layers due to cooling. The cooling tends to
increase the density of the air.
Atmospheric pressures are quite large, but in
most instances practically the same pressure is
present on all sides of objects so that no single
surface is subjected to a great load.
Atmospheric pressure acting on the surface of
a liquid (fig. 2-3, view A) is transmitted equally
throughout the liquid to the walls of the container,
but is balanced by the same atmospheric pressure
acting on the outer walls of the container. In view
B of figure 2-3, atmospheric pressure acting on
the surface of one piston is balanced by the same
pressure acting on the surface of the other piston.
The different areas of the two surfaces make no
difference, since for a unit of area, pressures are
TRANSMISSION OF FORCES
When the end of a solid bar is struck, the main
force of the blow is carried straight through the
bar to the other end (fig. 2-4, view A). This
happens because the bar is rigid. The direction
of the blow almost entirely determines the
direction of the transmitted force.
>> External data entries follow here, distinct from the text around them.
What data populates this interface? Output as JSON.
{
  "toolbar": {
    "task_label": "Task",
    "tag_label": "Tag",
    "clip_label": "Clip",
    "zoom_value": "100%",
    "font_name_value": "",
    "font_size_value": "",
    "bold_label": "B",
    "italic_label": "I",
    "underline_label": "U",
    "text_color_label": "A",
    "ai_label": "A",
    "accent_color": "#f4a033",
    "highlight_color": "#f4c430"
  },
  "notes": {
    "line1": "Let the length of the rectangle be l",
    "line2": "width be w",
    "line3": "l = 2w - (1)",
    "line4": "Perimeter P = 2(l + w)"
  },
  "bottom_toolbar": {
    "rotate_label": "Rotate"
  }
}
The more rigid
Figure 2-4.Transmission of force: (A) solid; (B) fluid.
the bar, the less force is lost inside the bar or
transmitted outward at right angles to the
direction of the blow.
When a force is applied to the end of a column
of confined liquid (fig. 2-4, view B), it is
transmitted straight through to the other end and
also equally and undiminished in every direction
throughout the columnforward, backward, and
sidewaysso that the containing vessel is literally
filled with pressure.
An example of this distribution of force is
illustrated in figure 2-5. The flat hose takes on
Figure 2-3.Effects of atmospheric pressure.
Figure 2-5.Distribution of force.